Specular contribution – A multiplier for the effect of the light on the specular component.


UI rollout


 

 

 

Locator scale – Multiplies the size of the locator in the viewport. This does not affect the rendering.

Target distance – Controls the distance of the the spotlight target in the UI.

 

 

Notes


  • By default, the VRaySun and VRaySky are very bright. In the real world, the average solar irradiance is about 1000 W/m^2 (see the references below). Since the image output in V-Ray is in W/m^2/sr, you will typically find that the average RGB values produced by the sun and the sky are about 200.0-300.0 units. This is quite correct from a physical point of view, but is not enough for a nice image. You can use the Sun intensity multiplier parameter to make the sun and sky less bright. Using the VRayCamera with suitable values also produces a correct result without changing the sun and sky parameters.

 

 

Links & References


Here is a list of links and references about the V-Ray Sun and Sky implementation, as well as general information about the illumination of the Sun.

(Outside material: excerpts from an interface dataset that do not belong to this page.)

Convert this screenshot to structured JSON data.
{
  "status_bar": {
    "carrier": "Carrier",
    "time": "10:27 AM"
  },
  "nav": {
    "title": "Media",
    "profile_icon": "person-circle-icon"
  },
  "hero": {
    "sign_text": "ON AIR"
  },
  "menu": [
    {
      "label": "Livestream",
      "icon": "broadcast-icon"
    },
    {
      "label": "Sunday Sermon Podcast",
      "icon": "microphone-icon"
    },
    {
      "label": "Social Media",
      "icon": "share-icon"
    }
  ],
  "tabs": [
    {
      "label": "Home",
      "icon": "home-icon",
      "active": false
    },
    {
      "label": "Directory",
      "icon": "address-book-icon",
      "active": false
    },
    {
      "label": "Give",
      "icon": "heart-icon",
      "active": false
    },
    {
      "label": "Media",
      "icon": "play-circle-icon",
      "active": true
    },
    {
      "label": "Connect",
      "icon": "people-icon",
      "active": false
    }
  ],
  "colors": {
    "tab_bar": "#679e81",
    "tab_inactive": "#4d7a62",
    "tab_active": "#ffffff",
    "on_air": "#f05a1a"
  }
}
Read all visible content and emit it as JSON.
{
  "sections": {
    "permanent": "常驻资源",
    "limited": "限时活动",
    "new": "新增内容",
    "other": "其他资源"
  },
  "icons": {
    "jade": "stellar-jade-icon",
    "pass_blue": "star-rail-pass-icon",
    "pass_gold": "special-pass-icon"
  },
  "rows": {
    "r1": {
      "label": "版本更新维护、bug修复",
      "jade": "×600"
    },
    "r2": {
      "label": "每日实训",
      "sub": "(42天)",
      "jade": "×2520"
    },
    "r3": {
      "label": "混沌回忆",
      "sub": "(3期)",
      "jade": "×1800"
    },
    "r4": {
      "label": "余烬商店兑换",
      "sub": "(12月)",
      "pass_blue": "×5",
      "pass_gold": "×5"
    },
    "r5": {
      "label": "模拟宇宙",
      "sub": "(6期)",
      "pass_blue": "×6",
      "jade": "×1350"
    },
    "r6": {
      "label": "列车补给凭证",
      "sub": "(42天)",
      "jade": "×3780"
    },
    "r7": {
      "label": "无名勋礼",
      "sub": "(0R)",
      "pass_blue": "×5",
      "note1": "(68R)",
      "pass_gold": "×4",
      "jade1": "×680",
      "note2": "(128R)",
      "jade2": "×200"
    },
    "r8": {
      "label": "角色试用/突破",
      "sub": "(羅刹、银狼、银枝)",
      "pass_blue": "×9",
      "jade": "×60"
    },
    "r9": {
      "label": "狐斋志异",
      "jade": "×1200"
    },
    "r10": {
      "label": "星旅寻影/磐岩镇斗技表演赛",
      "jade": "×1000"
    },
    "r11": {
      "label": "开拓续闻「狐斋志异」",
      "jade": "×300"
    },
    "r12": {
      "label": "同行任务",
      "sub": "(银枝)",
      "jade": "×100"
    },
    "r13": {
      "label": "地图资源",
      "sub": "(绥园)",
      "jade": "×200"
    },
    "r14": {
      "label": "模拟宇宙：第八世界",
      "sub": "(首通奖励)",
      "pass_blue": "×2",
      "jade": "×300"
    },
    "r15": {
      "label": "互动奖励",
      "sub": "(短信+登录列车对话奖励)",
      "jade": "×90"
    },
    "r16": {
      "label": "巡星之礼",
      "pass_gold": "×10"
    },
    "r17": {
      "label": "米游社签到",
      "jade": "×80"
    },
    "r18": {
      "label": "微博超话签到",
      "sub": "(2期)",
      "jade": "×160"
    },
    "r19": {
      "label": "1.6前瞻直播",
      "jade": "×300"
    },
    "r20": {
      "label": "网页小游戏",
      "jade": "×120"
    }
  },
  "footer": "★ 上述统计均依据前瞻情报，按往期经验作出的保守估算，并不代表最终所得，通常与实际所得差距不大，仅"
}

  • [1] A.J. Preetham, P. Shirley, and B. Smits, A Practical Analytic Model for Daylight, SIGGRAPH 1999, Computer Graphics Proceedings;
    An online version can be found at http://www.cs.utah.edu/~shirley/papers/sunsky/
    This paper includes source code examples and is the base for the VRaySun and VRaySky plugins.
  • [2] R. H. B. Exell, The intensity of solar radiation, 2000
    This document is available at http://www.jgsee.kmutt.ac.th/exell/IntensitySolarRad.pdf
    This document contains information about the average intensity of the solar radiation, as well as some specific measurements.
  • [3] R. Cahalan, Sun & Earth Radiation
    This page can be found at  http://climate.gsfc.nasa.gov/static/cahalan/Radiation/ (Please note that this link is no longer valid).
    These pages contain a list of accurate solar irradiances across a large portion of the electromagnetic spectrum.
  • [4] D. Robinson-Boonstra, Venus Transit: Activity 3, Sun & Earth Day 2004
    This document can be found online at http://sunearth.gsfc.nasa.gov/sunearthday/2004/2004images/VT_Activity3.pdf (Please note that this link is no longer valid).
    Among other things, this document gives the distance from the Sun to the Earth and the size of the Sun derived from astronomic observations.
    [5] Hosek L, et al, An Analytic Model for Full Spectral Sky-Dome Radiance
    This document can be found online at http://cgg.mff.cuni.cz/projects/SkylightModelling/HosekWilkie_SkylightModel_SIGGRAPH2012_Preprint_lowres.pdf
    Describes the Hosek sky model used by the VRaySun and VRaySky